The effects of the opioid epidemic on New York state cannot be overstated. The bill memo notes that in 2014, more than 1,000 New Yorkers died from opioid overdoses — nearly four times the number of opioid overdoses recorded in 2005. Hospitals across New York had more than 37,000 opioid related outpatient visits and 75,000 opioid related inpatient admissions in 2014.

Rosenthal has thus far led the charge for the creation of safer consumption spaces by sponsoring the bill, but other Assembly members and advocacy groups have quickly backed her proposition. Present at a recent press event in Albany ti unveil the bill were leaders from Vocal-NY and The New York State Drug Policy Alliance.

The bill is co-sponsored by democratic Assembly members from diverse geographic regions. At the press conference, Assemblywoman Crystal Peoples-Stokes, D-Buffalo, and Health Chair Richard Gottfried, D-Manhattan, spoke at length concerning the safety and necessity of safer consumption sites.

Such sites already exist in New York City, although in an unofficial capacity. The Washington Corner Heights Project operates similarly to how a safer consumption space is planned to operate, the only difference being that instead of being able to use in the open, drug addicts would go into an available bathroom. While someone is in the bathroom, a trained medical practitioner waits outside, making sure that the addict does not overdose. “We have a civil responsibility to do what we can and prevent these deaths,” said Liz Evans, the Director of the Washington Heights Project.

According to the bill, there are approximately 100 similar programs operating in at least 66 cities in nine countries, including Germany, Spain and Canada. The first site was constructed in Bern, Switzerland in 1986, and since then the model has spread across Europe.

“There has never been a single death at any safer consumption site,” Rosenthal said.

In its current form, the bill does not specify where funding would come from for the construction of safer consumption sites.

“Because the opioid epidemic is a public health emergency of the highest order, we are hopeful that both state and local funding will be made available to support this proven harm reduction method,” Rosenthal said.

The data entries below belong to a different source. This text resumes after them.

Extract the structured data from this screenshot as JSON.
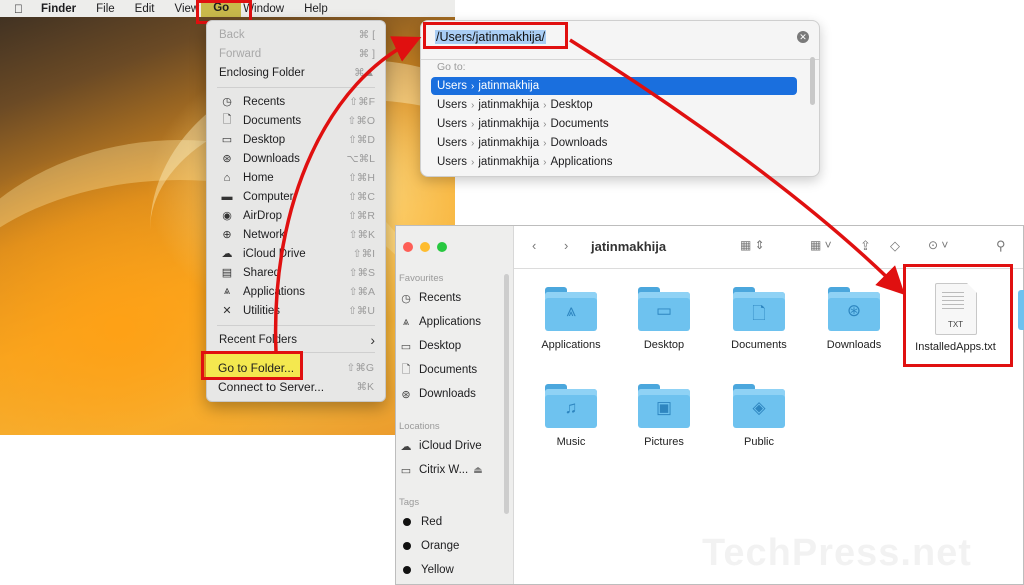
{
  "menubar": {
    "apple_icon": "apple-icon",
    "app": "Finder",
    "items": [
      "File",
      "Edit",
      "View",
      "Go",
      "Window",
      "Help"
    ]
  },
  "go_menu": {
    "items": [
      {
        "label": "Back",
        "shortcut": "⌘ [",
        "disabled": true
      },
      {
        "label": "Forward",
        "shortcut": "⌘ ]",
        "disabled": true
      },
      {
        "label": "Enclosing Folder",
        "shortcut": "⌘▲"
      },
      {
        "label": "Recents",
        "icon": "clock-icon",
        "shortcut": "⇧⌘F"
      },
      {
        "label": "Documents",
        "icon": "document-icon",
        "shortcut": "⇧⌘O"
      },
      {
        "label": "Desktop",
        "icon": "desktop-icon",
        "shortcut": "⇧⌘D"
      },
      {
        "label": "Downloads",
        "icon": "download-icon",
        "shortcut": "⌥⌘L"
      },
      {
        "label": "Home",
        "icon": "home-icon",
        "shortcut": "⇧⌘H"
      },
      {
        "label": "Computer",
        "icon": "laptop-icon",
        "shortcut": "⇧⌘C"
      },
      {
        "label": "AirDrop",
        "icon": "airdrop-icon",
        "shortcut": "⇧⌘R"
      },
      {
        "label": "Network",
        "icon": "network-icon",
        "shortcut": "⇧⌘K"
      },
      {
        "label": "iCloud Drive",
        "icon": "cloud-icon",
        "shortcut": "⇧⌘I"
      },
      {
        "label": "Shared",
        "icon": "shared-folder-icon",
        "shortcut": "⇧⌘S"
      },
      {
        "label": "Applications",
        "icon": "applications-icon",
        "shortcut": "⇧⌘A"
      },
      {
        "label": "Utilities",
        "icon": "tools-icon",
        "shortcut": "⇧⌘U"
      },
      {
        "label": "Recent Folders",
        "submenu_glyph": "›"
      },
      {
        "label": "Go to Folder...",
        "shortcut": "⇧⌘G",
        "highlighted": true
      },
      {
        "label": "Connect to Server...",
        "shortcut": "⌘K"
      }
    ]
  },
  "goto_panel": {
    "path": "/Users/jatinmakhija/",
    "label": "Go to:",
    "suggestions": [
      {
        "parts": [
          "Users",
          "jatinmakhija"
        ],
        "selected": true
      },
      {
        "parts": [
          "Users",
          "jatinmakhija",
          "Desktop"
        ]
      },
      {
        "parts": [
          "Users",
          "jatinmakhija",
          "Documents"
        ]
      },
      {
        "parts": [
          "Users",
          "jatinmakhija",
          "Downloads"
        ]
      },
      {
        "parts": [
          "Users",
          "jatinmakhija",
          "Applications"
        ]
      }
    ]
  },
  "finder": {
    "title": "jatinmakhija",
    "sidebar": {
      "favourites_header": "Favourites",
      "favourites": [
        {
          "label": "Recents",
          "icon": "clock-icon"
        },
        {
          "label": "Applications",
          "icon": "applications-icon"
        },
        {
          "label": "Desktop",
          "icon": "desktop-icon"
        },
        {
          "label": "Documents",
          "icon": "document-icon"
        },
        {
          "label": "Downloads",
          "icon": "download-icon"
        }
      ],
      "locations_header": "Locations",
      "locations": [
        {
          "label": "iCloud Drive",
          "icon": "cloud-icon"
        },
        {
          "label": "Citrix W...",
          "icon": "drive-icon",
          "eject": "⏏"
        }
      ],
      "tags_header": "Tags",
      "tags": [
        "Red",
        "Orange",
        "Yellow"
      ]
    },
    "items": [
      {
        "name": "Applications",
        "icon": "applications-folder-icon"
      },
      {
        "name": "Desktop",
        "icon": "desktop-folder-icon"
      },
      {
        "name": "Documents",
        "icon": "documents-folder-icon"
      },
      {
        "name": "Downloads",
        "icon": "downloads-folder-icon"
      },
      {
        "name": "InstalledApps.txt",
        "icon": "text-file-icon",
        "ext": "TXT"
      },
      {
        "name": "Music",
        "icon": "music-folder-icon"
      },
      {
        "name": "Pictures",
        "icon": "pictures-folder-icon"
      },
      {
        "name": "Public",
        "icon": "public-folder-icon"
      }
    ]
  },
  "watermark": "TechPress.net",
  "colors": {
    "annotation": "#e01010",
    "selection": "#1a6fde",
    "highlight": "#f4e84f",
    "folder": "#6ec2ef"
  }
}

The bill is currently in the Assembly Health Committee. There is no Senate sponsor.